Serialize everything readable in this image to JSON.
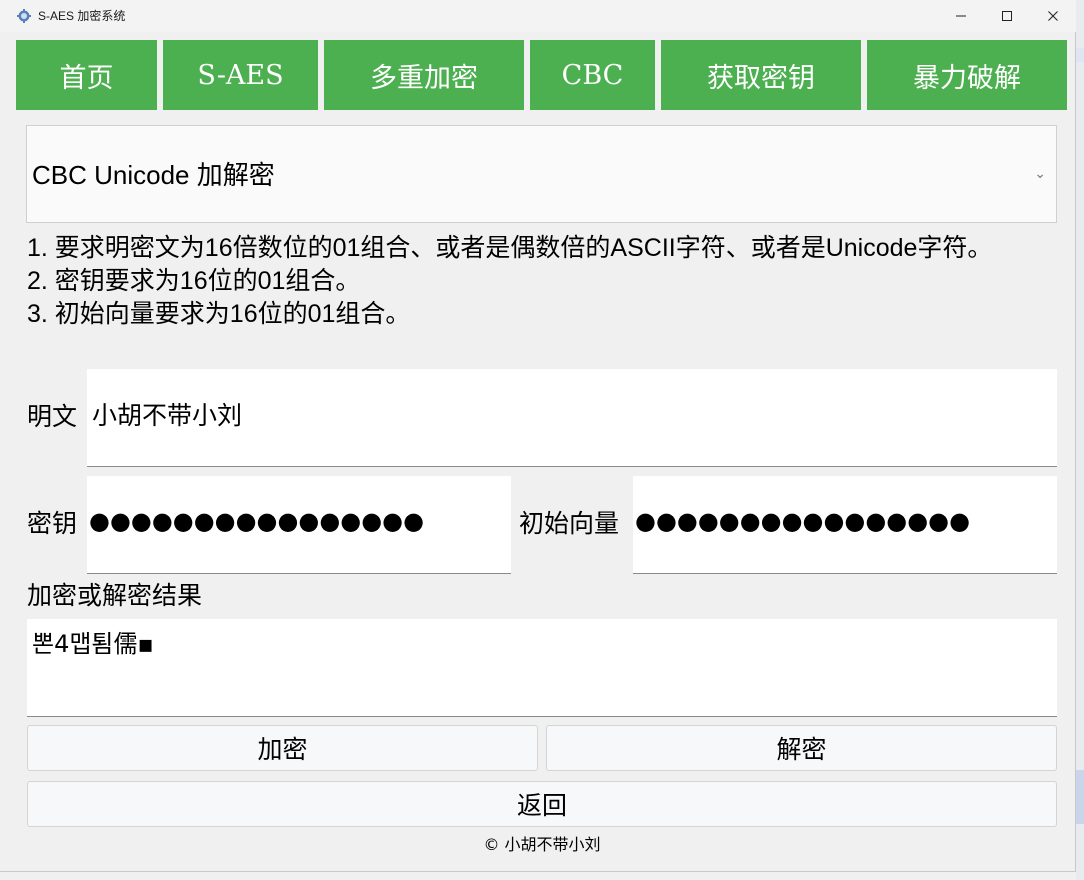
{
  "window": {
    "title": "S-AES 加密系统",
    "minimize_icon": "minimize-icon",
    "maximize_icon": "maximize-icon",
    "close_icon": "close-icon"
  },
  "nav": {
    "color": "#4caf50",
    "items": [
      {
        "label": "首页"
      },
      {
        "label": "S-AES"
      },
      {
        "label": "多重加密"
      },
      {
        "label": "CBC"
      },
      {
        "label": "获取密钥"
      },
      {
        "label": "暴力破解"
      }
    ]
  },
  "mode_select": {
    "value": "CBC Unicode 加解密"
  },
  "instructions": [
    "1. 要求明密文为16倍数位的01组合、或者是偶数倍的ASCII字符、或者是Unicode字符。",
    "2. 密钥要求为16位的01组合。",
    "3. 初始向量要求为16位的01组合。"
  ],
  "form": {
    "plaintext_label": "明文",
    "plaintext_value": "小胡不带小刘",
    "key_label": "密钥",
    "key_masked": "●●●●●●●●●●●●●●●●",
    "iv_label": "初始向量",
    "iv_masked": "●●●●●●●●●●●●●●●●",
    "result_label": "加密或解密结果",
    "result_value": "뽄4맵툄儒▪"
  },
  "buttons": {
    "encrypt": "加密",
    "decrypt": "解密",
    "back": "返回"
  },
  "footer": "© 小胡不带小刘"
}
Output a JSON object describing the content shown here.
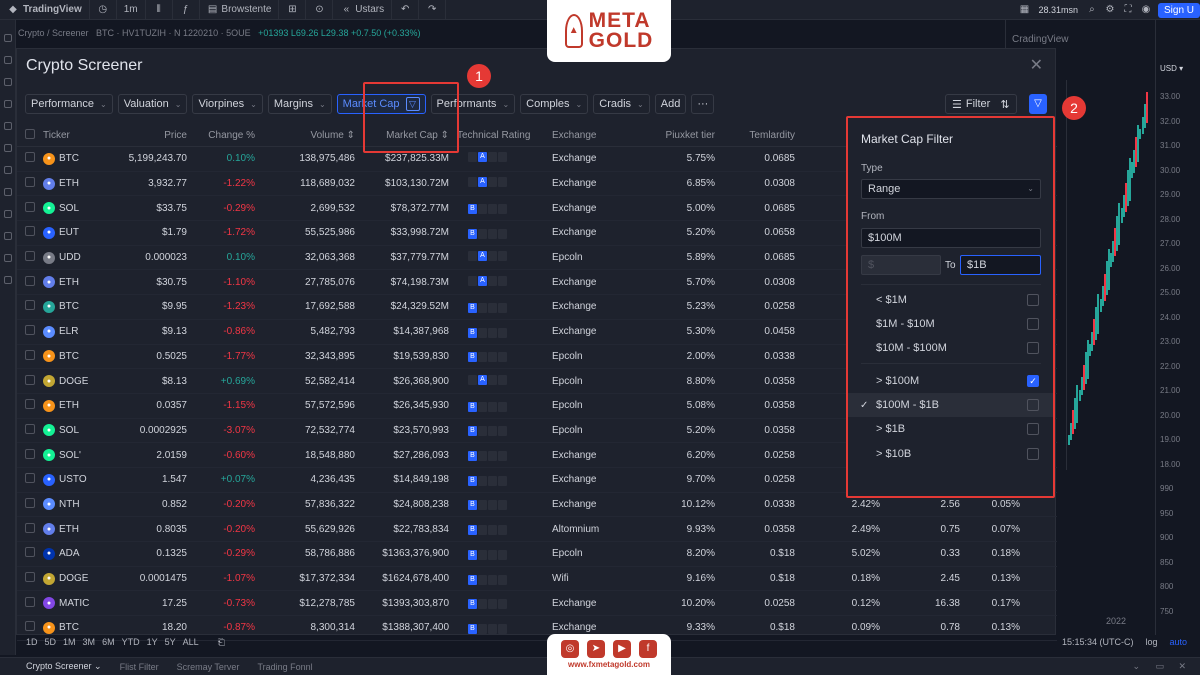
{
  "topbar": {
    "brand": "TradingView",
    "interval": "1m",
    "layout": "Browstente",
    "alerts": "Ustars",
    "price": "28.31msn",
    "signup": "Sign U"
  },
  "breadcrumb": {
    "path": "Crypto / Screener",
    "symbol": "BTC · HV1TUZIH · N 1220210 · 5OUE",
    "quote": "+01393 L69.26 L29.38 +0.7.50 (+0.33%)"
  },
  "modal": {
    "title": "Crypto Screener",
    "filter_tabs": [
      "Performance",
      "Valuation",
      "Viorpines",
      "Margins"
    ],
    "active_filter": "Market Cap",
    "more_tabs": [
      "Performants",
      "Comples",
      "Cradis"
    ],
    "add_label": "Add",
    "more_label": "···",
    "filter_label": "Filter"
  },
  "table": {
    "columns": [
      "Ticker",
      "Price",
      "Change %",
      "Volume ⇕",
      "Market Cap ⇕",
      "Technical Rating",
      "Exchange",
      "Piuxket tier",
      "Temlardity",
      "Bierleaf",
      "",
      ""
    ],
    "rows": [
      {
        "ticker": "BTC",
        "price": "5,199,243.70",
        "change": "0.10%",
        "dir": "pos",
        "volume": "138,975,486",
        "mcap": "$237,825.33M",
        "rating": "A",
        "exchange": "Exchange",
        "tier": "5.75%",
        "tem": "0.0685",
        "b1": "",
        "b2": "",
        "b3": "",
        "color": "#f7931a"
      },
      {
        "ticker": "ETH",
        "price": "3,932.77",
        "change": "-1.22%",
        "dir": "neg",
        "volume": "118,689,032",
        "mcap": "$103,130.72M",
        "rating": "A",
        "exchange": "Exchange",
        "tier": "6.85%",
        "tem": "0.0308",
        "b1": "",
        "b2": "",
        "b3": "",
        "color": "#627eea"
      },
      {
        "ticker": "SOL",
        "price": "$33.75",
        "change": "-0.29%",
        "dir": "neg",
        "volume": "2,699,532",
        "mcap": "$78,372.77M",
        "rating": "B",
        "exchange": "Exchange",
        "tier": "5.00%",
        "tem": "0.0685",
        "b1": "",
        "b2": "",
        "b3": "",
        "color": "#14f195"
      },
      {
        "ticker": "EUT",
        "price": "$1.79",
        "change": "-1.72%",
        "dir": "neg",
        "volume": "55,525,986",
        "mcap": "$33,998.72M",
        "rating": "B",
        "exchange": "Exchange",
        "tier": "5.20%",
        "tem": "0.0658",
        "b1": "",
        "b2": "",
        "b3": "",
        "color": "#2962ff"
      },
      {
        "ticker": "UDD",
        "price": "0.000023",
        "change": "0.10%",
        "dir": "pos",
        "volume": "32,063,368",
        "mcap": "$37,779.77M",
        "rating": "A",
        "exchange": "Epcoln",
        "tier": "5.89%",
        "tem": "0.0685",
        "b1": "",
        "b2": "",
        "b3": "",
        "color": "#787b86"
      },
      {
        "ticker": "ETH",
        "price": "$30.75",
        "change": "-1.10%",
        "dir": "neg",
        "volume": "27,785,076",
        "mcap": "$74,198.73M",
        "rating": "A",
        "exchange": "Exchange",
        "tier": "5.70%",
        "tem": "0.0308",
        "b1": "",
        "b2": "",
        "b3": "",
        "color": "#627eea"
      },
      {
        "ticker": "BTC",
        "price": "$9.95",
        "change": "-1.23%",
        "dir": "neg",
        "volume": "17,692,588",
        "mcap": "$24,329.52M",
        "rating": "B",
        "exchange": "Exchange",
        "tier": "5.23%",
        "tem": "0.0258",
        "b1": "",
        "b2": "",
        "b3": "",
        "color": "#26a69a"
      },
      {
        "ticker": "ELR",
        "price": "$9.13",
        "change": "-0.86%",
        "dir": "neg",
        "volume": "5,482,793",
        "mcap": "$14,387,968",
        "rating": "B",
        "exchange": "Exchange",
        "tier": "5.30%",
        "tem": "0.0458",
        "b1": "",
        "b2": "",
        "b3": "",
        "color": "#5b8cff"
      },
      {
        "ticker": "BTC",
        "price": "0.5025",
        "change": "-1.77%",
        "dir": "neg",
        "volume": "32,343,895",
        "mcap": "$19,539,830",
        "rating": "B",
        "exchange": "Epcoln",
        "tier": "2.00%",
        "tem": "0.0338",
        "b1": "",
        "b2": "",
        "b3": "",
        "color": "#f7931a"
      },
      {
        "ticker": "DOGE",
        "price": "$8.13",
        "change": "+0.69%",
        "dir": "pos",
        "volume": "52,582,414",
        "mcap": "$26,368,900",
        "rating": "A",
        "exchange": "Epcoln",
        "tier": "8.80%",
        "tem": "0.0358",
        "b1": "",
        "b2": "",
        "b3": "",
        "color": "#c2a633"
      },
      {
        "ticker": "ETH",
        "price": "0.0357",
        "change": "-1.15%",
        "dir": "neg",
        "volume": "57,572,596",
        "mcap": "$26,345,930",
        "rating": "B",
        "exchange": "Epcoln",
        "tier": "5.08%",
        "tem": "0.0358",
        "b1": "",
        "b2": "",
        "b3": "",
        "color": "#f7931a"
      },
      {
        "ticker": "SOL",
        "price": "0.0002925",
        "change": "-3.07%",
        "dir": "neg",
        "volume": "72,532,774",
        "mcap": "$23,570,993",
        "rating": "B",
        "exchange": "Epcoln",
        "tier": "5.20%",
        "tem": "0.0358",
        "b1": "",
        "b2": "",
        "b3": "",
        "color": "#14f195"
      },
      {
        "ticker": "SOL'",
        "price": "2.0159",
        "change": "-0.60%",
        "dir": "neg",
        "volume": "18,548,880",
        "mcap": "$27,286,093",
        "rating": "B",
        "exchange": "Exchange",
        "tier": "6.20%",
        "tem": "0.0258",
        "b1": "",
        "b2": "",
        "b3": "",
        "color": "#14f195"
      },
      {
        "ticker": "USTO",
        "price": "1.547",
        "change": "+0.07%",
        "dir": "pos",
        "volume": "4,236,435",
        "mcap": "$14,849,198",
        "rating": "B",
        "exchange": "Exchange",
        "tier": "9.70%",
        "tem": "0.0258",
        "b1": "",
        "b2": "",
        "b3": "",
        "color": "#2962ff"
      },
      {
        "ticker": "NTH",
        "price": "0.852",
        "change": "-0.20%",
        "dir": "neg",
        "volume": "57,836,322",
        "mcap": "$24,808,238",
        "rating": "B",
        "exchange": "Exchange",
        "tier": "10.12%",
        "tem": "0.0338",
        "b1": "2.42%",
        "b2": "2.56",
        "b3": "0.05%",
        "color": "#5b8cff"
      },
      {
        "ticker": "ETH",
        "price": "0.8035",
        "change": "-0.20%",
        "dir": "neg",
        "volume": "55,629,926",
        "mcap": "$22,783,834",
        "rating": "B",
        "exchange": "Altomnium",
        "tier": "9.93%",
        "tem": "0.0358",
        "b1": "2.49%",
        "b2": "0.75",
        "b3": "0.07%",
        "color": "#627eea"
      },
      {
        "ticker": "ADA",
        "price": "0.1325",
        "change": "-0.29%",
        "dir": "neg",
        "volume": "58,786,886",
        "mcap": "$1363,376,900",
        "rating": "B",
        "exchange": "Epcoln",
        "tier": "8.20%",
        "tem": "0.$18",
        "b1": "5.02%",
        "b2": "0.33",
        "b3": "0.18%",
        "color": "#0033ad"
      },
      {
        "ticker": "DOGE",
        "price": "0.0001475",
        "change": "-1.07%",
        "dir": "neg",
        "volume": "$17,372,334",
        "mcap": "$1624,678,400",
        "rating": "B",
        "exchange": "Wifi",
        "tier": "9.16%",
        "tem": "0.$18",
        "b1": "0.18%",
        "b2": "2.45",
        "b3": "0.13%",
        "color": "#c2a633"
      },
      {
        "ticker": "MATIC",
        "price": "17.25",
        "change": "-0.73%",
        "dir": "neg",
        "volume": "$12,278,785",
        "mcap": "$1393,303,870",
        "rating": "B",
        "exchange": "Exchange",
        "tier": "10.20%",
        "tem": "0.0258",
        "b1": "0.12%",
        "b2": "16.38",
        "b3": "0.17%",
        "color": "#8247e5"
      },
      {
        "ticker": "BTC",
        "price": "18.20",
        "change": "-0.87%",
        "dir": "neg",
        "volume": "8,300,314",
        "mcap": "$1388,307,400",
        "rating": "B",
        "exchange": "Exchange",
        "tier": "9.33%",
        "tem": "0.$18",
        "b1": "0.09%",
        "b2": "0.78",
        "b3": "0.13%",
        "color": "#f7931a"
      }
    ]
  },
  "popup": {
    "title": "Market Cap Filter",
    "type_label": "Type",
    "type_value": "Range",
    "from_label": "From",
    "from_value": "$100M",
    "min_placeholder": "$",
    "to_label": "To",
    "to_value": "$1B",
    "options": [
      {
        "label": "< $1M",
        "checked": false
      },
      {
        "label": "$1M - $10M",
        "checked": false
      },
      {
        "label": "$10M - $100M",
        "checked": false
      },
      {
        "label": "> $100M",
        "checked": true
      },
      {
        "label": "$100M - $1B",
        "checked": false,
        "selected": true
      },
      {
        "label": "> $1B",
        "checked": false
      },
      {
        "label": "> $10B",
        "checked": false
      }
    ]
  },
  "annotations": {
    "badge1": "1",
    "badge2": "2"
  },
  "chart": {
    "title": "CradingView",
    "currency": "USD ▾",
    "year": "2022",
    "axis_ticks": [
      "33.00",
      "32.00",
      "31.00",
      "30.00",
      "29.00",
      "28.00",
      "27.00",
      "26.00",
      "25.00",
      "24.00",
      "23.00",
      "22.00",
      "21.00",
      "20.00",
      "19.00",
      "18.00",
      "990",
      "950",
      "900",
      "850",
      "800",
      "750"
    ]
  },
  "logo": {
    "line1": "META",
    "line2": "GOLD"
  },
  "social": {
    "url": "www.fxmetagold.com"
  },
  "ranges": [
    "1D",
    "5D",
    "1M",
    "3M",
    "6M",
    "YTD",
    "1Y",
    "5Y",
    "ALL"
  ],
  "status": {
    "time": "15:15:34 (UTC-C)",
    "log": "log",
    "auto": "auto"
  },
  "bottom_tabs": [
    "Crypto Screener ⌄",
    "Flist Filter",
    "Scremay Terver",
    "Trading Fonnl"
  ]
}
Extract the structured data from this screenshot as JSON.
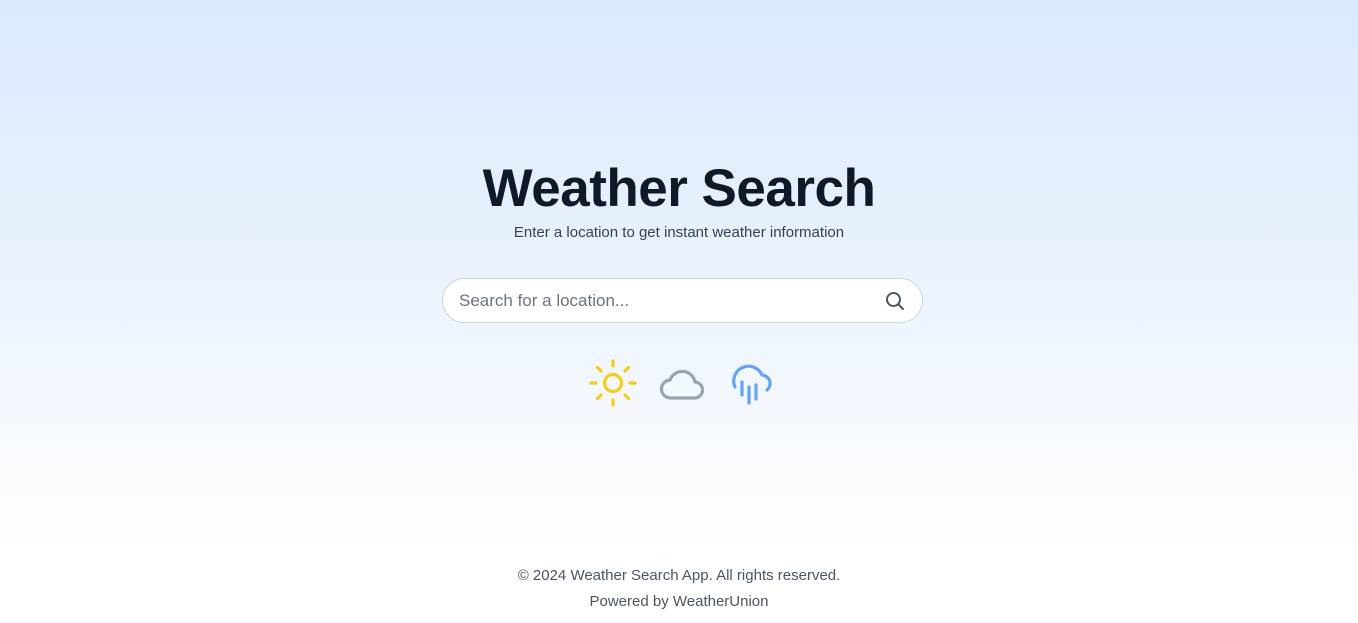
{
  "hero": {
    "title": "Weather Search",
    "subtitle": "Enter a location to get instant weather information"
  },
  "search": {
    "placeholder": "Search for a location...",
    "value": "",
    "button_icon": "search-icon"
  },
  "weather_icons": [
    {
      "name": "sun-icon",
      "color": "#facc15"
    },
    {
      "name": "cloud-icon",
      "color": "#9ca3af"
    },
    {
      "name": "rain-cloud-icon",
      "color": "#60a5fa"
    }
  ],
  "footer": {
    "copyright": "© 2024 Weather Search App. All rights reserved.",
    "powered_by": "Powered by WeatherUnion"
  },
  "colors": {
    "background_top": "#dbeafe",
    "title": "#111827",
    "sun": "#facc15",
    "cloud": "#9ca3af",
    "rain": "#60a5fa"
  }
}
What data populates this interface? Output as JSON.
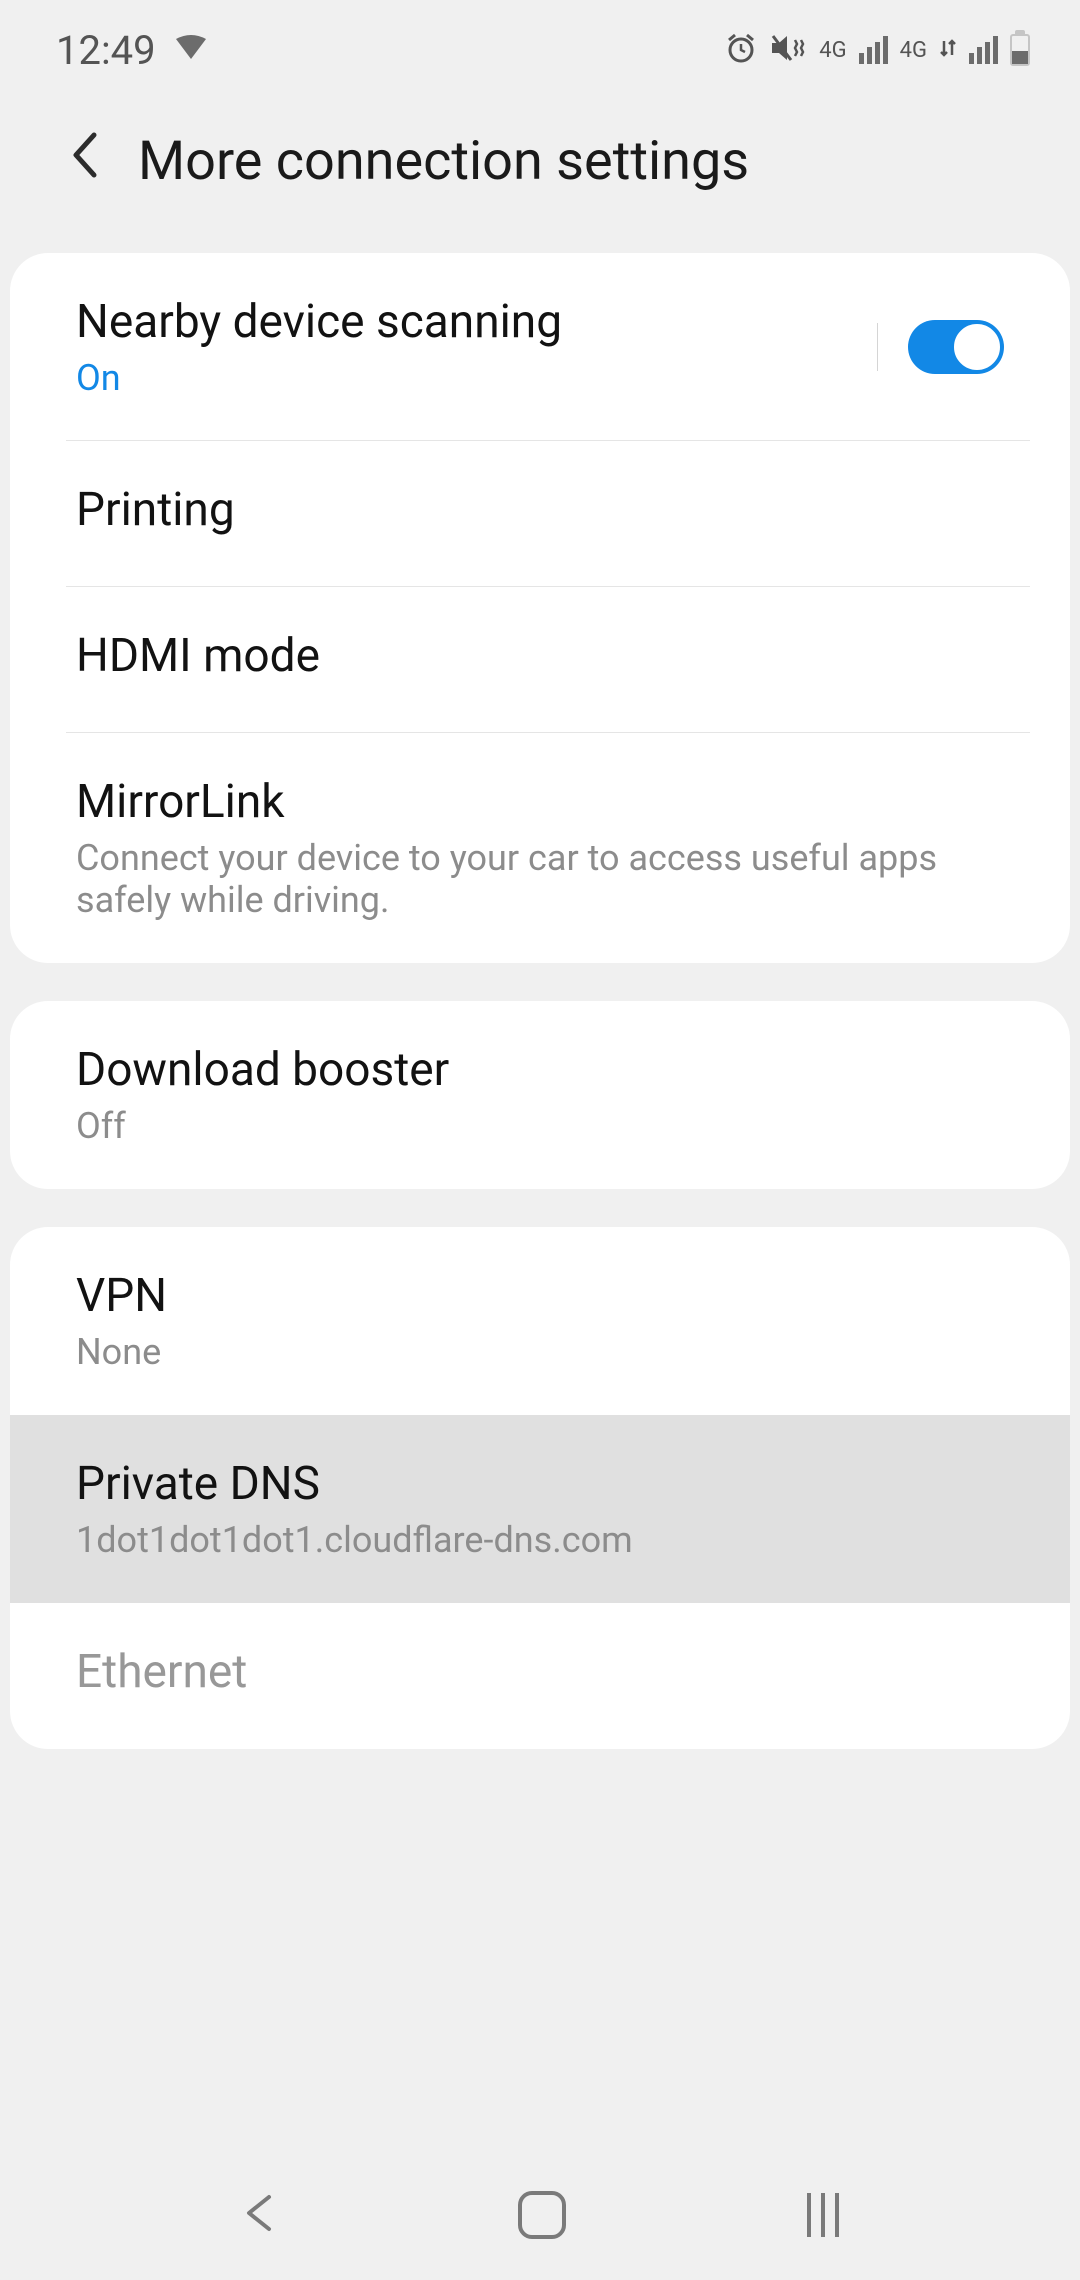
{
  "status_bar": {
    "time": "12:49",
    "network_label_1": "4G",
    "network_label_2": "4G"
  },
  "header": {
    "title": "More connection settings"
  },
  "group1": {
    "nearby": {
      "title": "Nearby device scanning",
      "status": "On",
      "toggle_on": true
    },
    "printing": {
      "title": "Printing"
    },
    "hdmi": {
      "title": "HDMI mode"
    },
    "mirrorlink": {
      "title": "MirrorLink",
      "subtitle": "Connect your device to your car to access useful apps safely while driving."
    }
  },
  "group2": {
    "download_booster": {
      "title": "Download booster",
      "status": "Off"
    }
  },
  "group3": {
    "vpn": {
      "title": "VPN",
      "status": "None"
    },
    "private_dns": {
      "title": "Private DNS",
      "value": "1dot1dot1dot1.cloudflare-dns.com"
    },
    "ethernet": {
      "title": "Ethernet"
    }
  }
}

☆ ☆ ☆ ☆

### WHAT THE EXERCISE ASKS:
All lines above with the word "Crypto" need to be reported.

### COMPLETED EXERCISE:
    "path": "Crypto / Screener",
    "title": "Crypto Screener",
    "Crypto Screener ⌄",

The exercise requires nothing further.